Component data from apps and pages
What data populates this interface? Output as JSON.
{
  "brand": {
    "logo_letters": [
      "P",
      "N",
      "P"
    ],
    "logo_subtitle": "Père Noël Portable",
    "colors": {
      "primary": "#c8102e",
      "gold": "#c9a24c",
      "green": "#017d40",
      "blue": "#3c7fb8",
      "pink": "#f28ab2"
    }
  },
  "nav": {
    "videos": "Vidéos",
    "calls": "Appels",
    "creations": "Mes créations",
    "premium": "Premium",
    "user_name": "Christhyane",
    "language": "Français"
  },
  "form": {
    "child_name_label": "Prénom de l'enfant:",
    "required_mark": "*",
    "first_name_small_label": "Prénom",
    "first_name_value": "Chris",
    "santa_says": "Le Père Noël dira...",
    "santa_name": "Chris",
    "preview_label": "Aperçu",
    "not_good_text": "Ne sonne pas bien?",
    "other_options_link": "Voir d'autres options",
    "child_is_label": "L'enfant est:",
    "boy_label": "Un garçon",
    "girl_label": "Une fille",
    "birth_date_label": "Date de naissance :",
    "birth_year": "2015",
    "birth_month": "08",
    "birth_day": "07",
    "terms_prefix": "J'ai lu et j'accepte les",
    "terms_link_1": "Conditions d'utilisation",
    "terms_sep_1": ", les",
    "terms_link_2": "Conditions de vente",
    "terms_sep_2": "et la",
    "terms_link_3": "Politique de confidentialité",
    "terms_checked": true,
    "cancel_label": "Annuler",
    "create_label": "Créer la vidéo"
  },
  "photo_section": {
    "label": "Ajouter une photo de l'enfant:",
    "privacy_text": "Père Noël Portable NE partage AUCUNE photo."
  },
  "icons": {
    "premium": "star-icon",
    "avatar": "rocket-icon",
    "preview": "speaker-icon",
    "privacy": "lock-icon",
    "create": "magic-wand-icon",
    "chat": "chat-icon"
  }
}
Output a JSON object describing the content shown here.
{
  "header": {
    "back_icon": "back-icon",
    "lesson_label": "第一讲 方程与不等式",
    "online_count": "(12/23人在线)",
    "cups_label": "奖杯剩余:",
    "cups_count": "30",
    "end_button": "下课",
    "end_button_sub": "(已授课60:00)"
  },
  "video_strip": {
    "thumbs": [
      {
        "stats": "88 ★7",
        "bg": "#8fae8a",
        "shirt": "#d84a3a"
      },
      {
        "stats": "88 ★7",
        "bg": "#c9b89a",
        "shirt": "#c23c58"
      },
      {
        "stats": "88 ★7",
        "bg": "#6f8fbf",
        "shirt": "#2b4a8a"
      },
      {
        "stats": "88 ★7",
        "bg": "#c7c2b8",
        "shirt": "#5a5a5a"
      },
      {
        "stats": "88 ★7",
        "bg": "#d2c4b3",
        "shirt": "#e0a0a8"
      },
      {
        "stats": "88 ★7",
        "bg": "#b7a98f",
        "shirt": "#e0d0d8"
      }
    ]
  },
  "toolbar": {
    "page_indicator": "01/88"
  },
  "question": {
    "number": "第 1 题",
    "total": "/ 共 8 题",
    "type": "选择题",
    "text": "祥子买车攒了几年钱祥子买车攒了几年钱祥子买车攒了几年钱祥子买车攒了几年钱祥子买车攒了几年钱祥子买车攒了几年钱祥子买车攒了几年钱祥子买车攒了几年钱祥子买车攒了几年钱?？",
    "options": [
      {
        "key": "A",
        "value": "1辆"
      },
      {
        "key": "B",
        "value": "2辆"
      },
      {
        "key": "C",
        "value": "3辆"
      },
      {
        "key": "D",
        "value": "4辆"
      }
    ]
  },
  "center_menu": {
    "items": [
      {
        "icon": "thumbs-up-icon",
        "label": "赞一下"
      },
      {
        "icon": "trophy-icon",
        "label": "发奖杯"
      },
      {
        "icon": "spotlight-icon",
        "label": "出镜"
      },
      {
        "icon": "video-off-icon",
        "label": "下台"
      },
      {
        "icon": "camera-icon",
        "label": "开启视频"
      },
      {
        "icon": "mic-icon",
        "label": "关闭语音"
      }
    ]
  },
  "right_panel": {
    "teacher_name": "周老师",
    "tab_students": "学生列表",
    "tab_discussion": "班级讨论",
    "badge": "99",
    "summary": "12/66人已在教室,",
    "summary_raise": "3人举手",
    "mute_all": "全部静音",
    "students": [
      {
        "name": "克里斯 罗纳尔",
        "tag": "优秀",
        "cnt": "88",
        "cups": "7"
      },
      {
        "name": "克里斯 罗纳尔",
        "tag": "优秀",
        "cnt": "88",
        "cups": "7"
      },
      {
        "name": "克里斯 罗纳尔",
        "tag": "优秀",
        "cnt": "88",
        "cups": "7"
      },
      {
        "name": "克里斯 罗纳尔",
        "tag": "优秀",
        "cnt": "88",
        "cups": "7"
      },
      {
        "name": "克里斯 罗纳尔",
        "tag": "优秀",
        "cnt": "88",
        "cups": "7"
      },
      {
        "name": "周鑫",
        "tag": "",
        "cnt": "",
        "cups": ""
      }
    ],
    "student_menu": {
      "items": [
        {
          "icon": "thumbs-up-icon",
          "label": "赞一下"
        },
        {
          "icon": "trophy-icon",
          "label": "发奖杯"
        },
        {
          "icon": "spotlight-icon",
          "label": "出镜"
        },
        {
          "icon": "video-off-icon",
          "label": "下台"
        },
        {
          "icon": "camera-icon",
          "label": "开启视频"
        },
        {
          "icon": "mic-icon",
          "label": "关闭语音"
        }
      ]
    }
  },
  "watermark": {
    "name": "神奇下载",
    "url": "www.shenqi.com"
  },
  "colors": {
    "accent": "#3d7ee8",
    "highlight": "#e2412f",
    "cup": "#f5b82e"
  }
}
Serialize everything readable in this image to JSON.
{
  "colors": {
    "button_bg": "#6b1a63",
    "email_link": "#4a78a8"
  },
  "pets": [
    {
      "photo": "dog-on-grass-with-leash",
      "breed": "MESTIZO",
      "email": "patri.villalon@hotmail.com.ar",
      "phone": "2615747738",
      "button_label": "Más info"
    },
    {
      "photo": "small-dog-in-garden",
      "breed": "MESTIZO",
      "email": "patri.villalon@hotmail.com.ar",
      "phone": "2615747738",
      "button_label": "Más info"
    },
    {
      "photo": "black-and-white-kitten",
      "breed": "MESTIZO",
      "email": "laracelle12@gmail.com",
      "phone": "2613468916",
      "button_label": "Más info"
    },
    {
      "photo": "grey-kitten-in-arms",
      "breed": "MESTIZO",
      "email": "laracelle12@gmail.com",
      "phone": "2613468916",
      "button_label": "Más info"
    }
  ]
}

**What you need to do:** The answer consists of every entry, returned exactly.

**Solution to this problem:**
What data populates this interface? Output as JSON.
{
  "brand": {
    "logo_letters": [
      "P",
      "N",
      "P"
    ],
    "logo_subtitle": "Père Noël Portable",
    "colors": {
      "primary": "#c8102e",
      "gold": "#c9a24c",
      "green": "#017d40",
      "blue": "#3c7fb8",
      "pink": "#f28ab2"
    }
  },
  "nav": {
    "videos": "Vidéos",
    "calls": "Appels",
    "creations": "Mes créations",
    "premium": "Premium",
    "user_name": "Christhyane",
    "language": "Français"
  },
  "form": {
    "child_name_label": "Prénom de l'enfant:",
    "required_mark": "*",
    "first_name_small_label": "Prénom",
    "first_name_value": "Chris",
    "santa_says": "Le Père Noël dira...",
    "santa_name": "Chris",
    "preview_label": "Aperçu",
    "not_good_text": "Ne sonne pas bien?",
    "other_options_link": "Voir d'autres options",
    "child_is_label": "L'enfant est:",
    "boy_label": "Un garçon",
    "girl_label": "Une fille",
    "birth_date_label": "Date de naissance :",
    "birth_year": "2015",
    "birth_month": "08",
    "birth_day": "07",
    "terms_prefix": "J'ai lu et j'accepte les",
    "terms_link_1": "Conditions d'utilisation",
    "terms_sep_1": ", les",
    "terms_link_2": "Conditions de vente",
    "terms_sep_2": "et la",
    "terms_link_3": "Politique de confidentialité",
    "terms_checked": true,
    "cancel_label": "Annuler",
    "create_label": "Créer la vidéo"
  },
  "photo_section": {
    "label": "Ajouter une photo de l'enfant:",
    "privacy_text": "Père Noël Portable NE partage AUCUNE photo."
  },
  "icons": {
    "premium": "star-icon",
    "avatar": "rocket-icon",
    "preview": "speaker-icon",
    "privacy": "lock-icon",
    "create": "magic-wand-icon",
    "chat": "chat-icon"
  }
}
Output a JSON object describing the content shown here.
{
  "header": {
    "back_icon": "back-icon",
    "lesson_label": "第一讲 方程与不等式",
    "online_count": "(12/23人在线)",
    "cups_label": "奖杯剩余:",
    "cups_count": "30",
    "end_button": "下课",
    "end_button_sub": "(已授课60:00)"
  },
  "video_strip": {
    "thumbs": [
      {
        "stats": "88 ★7",
        "bg": "#8fae8a",
        "shirt": "#d84a3a"
      },
      {
        "stats": "88 ★7",
        "bg": "#c9b89a",
        "shirt": "#c23c58"
      },
      {
        "stats": "88 ★7",
        "bg": "#6f8fbf",
        "shirt": "#2b4a8a"
      },
      {
        "stats": "88 ★7",
        "bg": "#c7c2b8",
        "shirt": "#5a5a5a"
      },
      {
        "stats": "88 ★7",
        "bg": "#d2c4b3",
        "shirt": "#e0a0a8"
      },
      {
        "stats": "88 ★7",
        "bg": "#b7a98f",
        "shirt": "#e0d0d8"
      }
    ]
  },
  "toolbar": {
    "page_indicator": "01/88"
  },
  "question": {
    "number": "第 1 题",
    "total": "/ 共 8 题",
    "type": "选择题",
    "text": "祥子买车攒了几年钱祥子买车攒了几年钱祥子买车攒了几年钱祥子买车攒了几年钱祥子买车攒了几年钱祥子买车攒了几年钱祥子买车攒了几年钱祥子买车攒了几年钱祥子买车攒了几年钱?？",
    "options": [
      {
        "key": "A",
        "value": "1辆"
      },
      {
        "key": "B",
        "value": "2辆"
      },
      {
        "key": "C",
        "value": "3辆"
      },
      {
        "key": "D",
        "value": "4辆"
      }
    ]
  },
  "center_menu": {
    "items": [
      {
        "icon": "thumbs-up-icon",
        "label": "赞一下"
      },
      {
        "icon": "trophy-icon",
        "label": "发奖杯"
      },
      {
        "icon": "spotlight-icon",
        "label": "出镜"
      },
      {
        "icon": "video-off-icon",
        "label": "下台"
      },
      {
        "icon": "camera-icon",
        "label": "开启视频"
      },
      {
        "icon": "mic-icon",
        "label": "关闭语音"
      }
    ]
  },
  "right_panel": {
    "teacher_name": "周老师",
    "tab_students": "学生列表",
    "tab_discussion": "班级讨论",
    "badge": "99",
    "summary": "12/66人已在教室,",
    "summary_raise": "3人举手",
    "mute_all": "全部静音",
    "students": [
      {
        "name": "克里斯 罗纳尔",
        "tag": "优秀",
        "cnt": "88",
        "cups": "7"
      },
      {
        "name": "克里斯 罗纳尔",
        "tag": "优秀",
        "cnt": "88",
        "cups": "7"
      },
      {
        "name": "克里斯 罗纳尔",
        "tag": "优秀",
        "cnt": "88",
        "cups": "7"
      },
      {
        "name": "克里斯 罗纳尔",
        "tag": "优秀",
        "cnt": "88",
        "cups": "7"
      },
      {
        "name": "克里斯 罗纳尔",
        "tag": "优秀",
        "cnt": "88",
        "cups": "7"
      },
      {
        "name": "周鑫",
        "tag": "",
        "cnt": "",
        "cups": ""
      }
    ],
    "student_menu": {
      "items": [
        {
          "icon": "thumbs-up-icon",
          "label": "赞一下"
        },
        {
          "icon": "trophy-icon",
          "label": "发奖杯"
        },
        {
          "icon": "spotlight-icon",
          "label": "出镜"
        },
        {
          "icon": "video-off-icon",
          "label": "下台"
        },
        {
          "icon": "camera-icon",
          "label": "开启视频"
        },
        {
          "icon": "mic-icon",
          "label": "关闭语音"
        }
      ]
    }
  },
  "watermark": {
    "name": "神奇下载",
    "url": "www.shenqi.com"
  },
  "colors": {
    "accent": "#3d7ee8",
    "highlight": "#e2412f",
    "cup": "#f5b82e"
  }
}
Serialize everything readable in this image to JSON.
{
  "colors": {
    "button_bg": "#6b1a63",
    "email_link": "#4a78a8"
  },
  "pets": [
    {
      "photo": "dog-on-grass-with-leash",
      "breed": "MESTIZO",
      "email": "patri.villalon@hotmail.com.ar",
      "phone": "2615747738",
      "button_label": "Más info"
    },
    {
      "photo": "small-dog-in-garden",
      "breed": "MESTIZO",
      "email": "patri.villalon@hotmail.com.ar",
      "phone": "2615747738",
      "button_label": "Más info"
    },
    {
      "photo": "black-and-white-kitten",
      "breed": "MESTIZO",
      "email": "laracelle12@gmail.com",
      "phone": "2613468916",
      "button_label": "Más info"
    },
    {
      "photo": "grey-kitten-in-arms",
      "breed": "MESTIZO",
      "email": "laracelle12@gmail.com",
      "phone": "2613468916",
      "button_label": "Más info"
    }
  ]
}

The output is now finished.